  • These are (1) that there should be no neutron stars more massive than 1.6 times the mass of the sun, and

Funny. A typical neutron star has mass between 1.35 and 2.1 solar masses. I wonder whether the alternative physicist agrees that 2.1 is greater than 1.6 and most of the observed interval actually disagrees with the silly "prediction".

  • (2) that the spectrum of fluctuations generated by inflation — and, plausibly, observed in the cosmic microwave background — should be consistent with the simplest possible version of inflation, with one parameter and one inflaton field.

That's an ill-defined statement because there are many "simple" models of inflation even with one inflaton field. Moreover, as the CMB data get more accurate, we're revealing all kinds of new features such as the tilt (n=0.96) that is virtually a settled fact now and makes the multi-field models more likely. What is exactly the prediction above saying? It's a vague guess whose meaning is deliberately incomprehensible, much like the justification.

To summarize: the prediction 1) was falsifiable and easily falsifiable while the prediction 2) is confusing enough so that it is not falsifiable. This is not how good physics works: good physics always deals with theories on the fine edge that are good enough not to be shown wrong instantly, but that are still non-trivial enough so that they have some content.

  • So I hope my point of view is clear: the landscape may or may not be a real feature of string theory - evidence is that I was right and it is.

For this person, claiming credit for the landscape is a symptom of an interruption of brain activity.

  • But if it is we are not relieved of our obligation to test the theory by making falsifiable predictions for doable experiments.

The obligation of physicists is to find how the Universe works. They should do so without any bias that prefers developments that might be quickly rewarded. The more theoretical and mathematically inclined physicists we consider, the less true the statement about the "obligation" related to doable experiments is.

The harder it is to do relevant experiments, the more likely it is that most of the work will be done by theorists. Quantum gravity is, almost by definition, destined to be an arena where theory is more important than experiments.
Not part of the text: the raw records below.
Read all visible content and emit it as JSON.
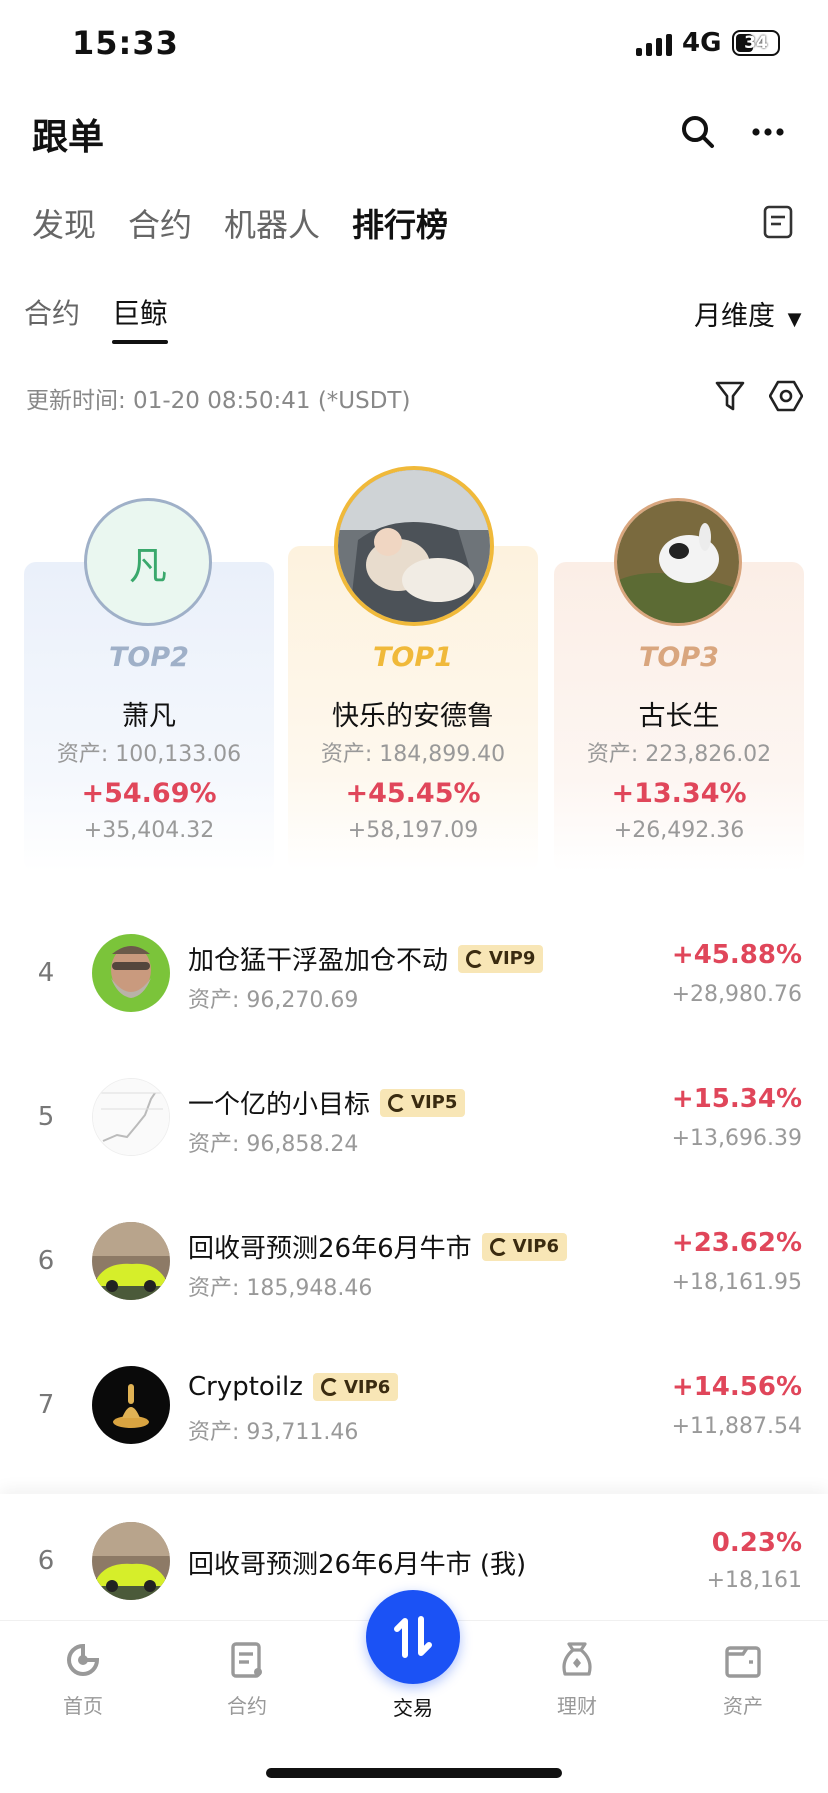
{
  "status_bar": {
    "time": "15:33",
    "network": "4G",
    "battery": "34"
  },
  "header": {
    "title": "跟单"
  },
  "top_tabs": [
    {
      "label": "发现",
      "active": false
    },
    {
      "label": "合约",
      "active": false
    },
    {
      "label": "机器人",
      "active": false
    },
    {
      "label": "排行榜",
      "active": true
    }
  ],
  "sub_tabs": [
    {
      "label": "合约",
      "active": false
    },
    {
      "label": "巨鲸",
      "active": true
    }
  ],
  "dimension_select": {
    "label": "月维度"
  },
  "update_time": "更新时间: 01-20 08:50:41 (*USDT)",
  "podium": [
    {
      "rank_label": "TOP2",
      "name": "萧凡",
      "avatar_text": "凡",
      "assets": "资产: 100,133.06",
      "pct": "+54.69%",
      "pnl": "+35,404.32"
    },
    {
      "rank_label": "TOP1",
      "name": "快乐的安德鲁",
      "assets": "资产: 184,899.40",
      "pct": "+45.45%",
      "pnl": "+58,197.09"
    },
    {
      "rank_label": "TOP3",
      "name": "古长生",
      "assets": "资产: 223,826.02",
      "pct": "+13.34%",
      "pnl": "+26,492.36"
    }
  ],
  "list": [
    {
      "rank": "4",
      "name": "加仓猛干浮盈加仓不动",
      "vip": "VIP9",
      "assets": "资产: 96,270.69",
      "pct": "+45.88%",
      "pnl": "+28,980.76"
    },
    {
      "rank": "5",
      "name": "一个亿的小目标",
      "vip": "VIP5",
      "assets": "资产: 96,858.24",
      "pct": "+15.34%",
      "pnl": "+13,696.39"
    },
    {
      "rank": "6",
      "name": "回收哥预测26年6月牛市",
      "vip": "VIP6",
      "assets": "资产: 185,948.46",
      "pct": "+23.62%",
      "pnl": "+18,161.95"
    },
    {
      "rank": "7",
      "name": "Cryptoilz",
      "vip": "VIP6",
      "assets": "资产: 93,711.46",
      "pct": "+14.56%",
      "pnl": "+11,887.54"
    }
  ],
  "me": {
    "rank": "6",
    "name": "回收哥预测26年6月牛市 (我)",
    "pct": "0.23%",
    "pnl": "+18,161"
  },
  "bottom_nav": [
    {
      "label": "首页",
      "icon": "home-icon"
    },
    {
      "label": "合约",
      "icon": "contract-icon"
    },
    {
      "label": "交易",
      "icon": "trade-icon",
      "active": true
    },
    {
      "label": "理财",
      "icon": "wealth-icon"
    },
    {
      "label": "资产",
      "icon": "wallet-icon"
    }
  ],
  "colors": {
    "accent": "#1b52f5",
    "up": "#e0465a",
    "top1": "#f0b93a",
    "top2": "#9fb0c8",
    "top3": "#d9a67e"
  }
}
It has always been, it still is, it probably will be, and only stupid people misunderstand why this obvious basic fact is true. Unfortunately these stupid people were recently extremely loud in the media.

As Mark mentioned, we could also very well find a proof that string theory is the only theory of quantum gravity that is mathematically possible.

Quite a huge fraction of physics breakthroughs has been made more or less without any contact with doable experiments - including both theories of relativity - and calls to connect every piece of work in physics with "doable" experiments should be treated as what it is: a primitive Marxist screech of untalented people who feel uncomfortable when anyone else is doing something that transcends their own abilities.

Also, even if you like philosophers: Karl Popper never said that a theory is only scientific if it is easily testable or testable by cheap experiments in the near future, or anything like that. Of course he always meant that scientific theories must be falsifiable in principle. String theory clearly is; the general philosophical cliches of the alternative physicist are not.

  • There is at least one scenario that stands both as an existence proof that this can be done and as a challenge to observers to falsify.

It has been falsified many times. It is just impossible, at least without an army, to force physicists to spend months or years with something that they can solve and clarify in a few minutes.

  • Any newer proposal for doing physics on the landscape then has to do at least this well.

Well, that wouldn't be a real constraint. I hope that physics will do better not only than self-described new Einsteins and mediocre self-described seers but also better than the anthropic eternal inflation scenario. But my hopes are less important than the truth.

And that's the memo.

P.S.: In order to be superpolite, I have replaced the word "crackpot" by the term "alternative physicist" or its alternatives in the text above.

No comments:

Post a Comment